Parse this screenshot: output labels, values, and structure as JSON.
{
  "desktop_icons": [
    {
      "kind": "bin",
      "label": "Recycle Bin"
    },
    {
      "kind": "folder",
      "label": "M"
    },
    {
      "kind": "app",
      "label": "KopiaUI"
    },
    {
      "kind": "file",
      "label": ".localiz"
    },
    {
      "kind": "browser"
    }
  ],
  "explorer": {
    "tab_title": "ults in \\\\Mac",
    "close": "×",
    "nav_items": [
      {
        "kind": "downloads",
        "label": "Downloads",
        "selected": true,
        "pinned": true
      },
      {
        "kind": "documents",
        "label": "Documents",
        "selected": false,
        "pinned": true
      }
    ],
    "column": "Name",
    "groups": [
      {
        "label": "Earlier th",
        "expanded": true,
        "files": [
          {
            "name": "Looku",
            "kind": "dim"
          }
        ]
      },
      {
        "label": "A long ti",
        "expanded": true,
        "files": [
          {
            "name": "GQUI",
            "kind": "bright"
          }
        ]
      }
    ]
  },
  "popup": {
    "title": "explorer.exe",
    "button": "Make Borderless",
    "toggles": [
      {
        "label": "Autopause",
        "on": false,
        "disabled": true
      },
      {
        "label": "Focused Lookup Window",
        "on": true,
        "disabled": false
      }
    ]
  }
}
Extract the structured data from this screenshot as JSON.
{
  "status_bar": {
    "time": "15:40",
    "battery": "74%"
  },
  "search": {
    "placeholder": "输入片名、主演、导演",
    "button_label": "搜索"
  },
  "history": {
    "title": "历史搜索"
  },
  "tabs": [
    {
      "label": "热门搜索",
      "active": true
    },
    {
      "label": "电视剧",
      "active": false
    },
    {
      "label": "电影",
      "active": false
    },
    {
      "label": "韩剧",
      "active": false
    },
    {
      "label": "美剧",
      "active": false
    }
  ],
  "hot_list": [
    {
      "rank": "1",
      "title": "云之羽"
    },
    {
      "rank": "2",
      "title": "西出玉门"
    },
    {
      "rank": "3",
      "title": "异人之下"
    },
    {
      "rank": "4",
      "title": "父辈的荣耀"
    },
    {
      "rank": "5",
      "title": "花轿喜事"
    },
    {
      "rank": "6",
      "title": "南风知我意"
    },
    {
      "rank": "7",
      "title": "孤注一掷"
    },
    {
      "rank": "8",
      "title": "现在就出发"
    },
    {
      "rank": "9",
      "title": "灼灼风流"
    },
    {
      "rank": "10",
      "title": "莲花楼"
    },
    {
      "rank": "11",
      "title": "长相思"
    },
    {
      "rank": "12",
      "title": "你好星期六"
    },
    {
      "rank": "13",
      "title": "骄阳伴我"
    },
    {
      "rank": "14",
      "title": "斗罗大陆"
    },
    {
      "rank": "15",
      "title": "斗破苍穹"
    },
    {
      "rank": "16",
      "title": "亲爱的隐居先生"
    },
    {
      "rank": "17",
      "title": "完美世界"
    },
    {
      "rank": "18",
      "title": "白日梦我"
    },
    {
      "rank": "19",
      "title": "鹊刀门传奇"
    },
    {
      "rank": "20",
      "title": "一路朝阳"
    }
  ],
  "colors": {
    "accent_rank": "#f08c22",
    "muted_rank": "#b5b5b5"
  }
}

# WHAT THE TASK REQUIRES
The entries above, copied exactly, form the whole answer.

# RESPONSE AREA
Parse this screenshot: output labels, values, and structure as JSON.
{
  "desktop_icons": [
    {
      "kind": "bin",
      "label": "Recycle Bin"
    },
    {
      "kind": "folder",
      "label": "M"
    },
    {
      "kind": "app",
      "label": "KopiaUI"
    },
    {
      "kind": "file",
      "label": ".localiz"
    },
    {
      "kind": "browser"
    }
  ],
  "explorer": {
    "tab_title": "ults in \\\\Mac",
    "close": "×",
    "nav_items": [
      {
        "kind": "downloads",
        "label": "Downloads",
        "selected": true,
        "pinned": true
      },
      {
        "kind": "documents",
        "label": "Documents",
        "selected": false,
        "pinned": true
      }
    ],
    "column": "Name",
    "groups": [
      {
        "label": "Earlier th",
        "expanded": true,
        "files": [
          {
            "name": "Looku",
            "kind": "dim"
          }
        ]
      },
      {
        "label": "A long ti",
        "expanded": true,
        "files": [
          {
            "name": "GQUI",
            "kind": "bright"
          }
        ]
      }
    ]
  },
  "popup": {
    "title": "explorer.exe",
    "button": "Make Borderless",
    "toggles": [
      {
        "label": "Autopause",
        "on": false,
        "disabled": true
      },
      {
        "label": "Focused Lookup Window",
        "on": true,
        "disabled": false
      }
    ]
  }
}
Extract the structured data from this screenshot as JSON.
{
  "status_bar": {
    "time": "15:40",
    "battery": "74%"
  },
  "search": {
    "placeholder": "输入片名、主演、导演",
    "button_label": "搜索"
  },
  "history": {
    "title": "历史搜索"
  },
  "tabs": [
    {
      "label": "热门搜索",
      "active": true
    },
    {
      "label": "电视剧",
      "active": false
    },
    {
      "label": "电影",
      "active": false
    },
    {
      "label": "韩剧",
      "active": false
    },
    {
      "label": "美剧",
      "active": false
    }
  ],
  "hot_list": [
    {
      "rank": "1",
      "title": "云之羽"
    },
    {
      "rank": "2",
      "title": "西出玉门"
    },
    {
      "rank": "3",
      "title": "异人之下"
    },
    {
      "rank": "4",
      "title": "父辈的荣耀"
    },
    {
      "rank": "5",
      "title": "花轿喜事"
    },
    {
      "rank": "6",
      "title": "南风知我意"
    },
    {
      "rank": "7",
      "title": "孤注一掷"
    },
    {
      "rank": "8",
      "title": "现在就出发"
    },
    {
      "rank": "9",
      "title": "灼灼风流"
    },
    {
      "rank": "10",
      "title": "莲花楼"
    },
    {
      "rank": "11",
      "title": "长相思"
    },
    {
      "rank": "12",
      "title": "你好星期六"
    },
    {
      "rank": "13",
      "title": "骄阳伴我"
    },
    {
      "rank": "14",
      "title": "斗罗大陆"
    },
    {
      "rank": "15",
      "title": "斗破苍穹"
    },
    {
      "rank": "16",
      "title": "亲爱的隐居先生"
    },
    {
      "rank": "17",
      "title": "完美世界"
    },
    {
      "rank": "18",
      "title": "白日梦我"
    },
    {
      "rank": "19",
      "title": "鹊刀门传奇"
    },
    {
      "rank": "20",
      "title": "一路朝阳"
    }
  ],
  "colors": {
    "accent_rank": "#f08c22",
    "muted_rank": "#b5b5b5"
  }
}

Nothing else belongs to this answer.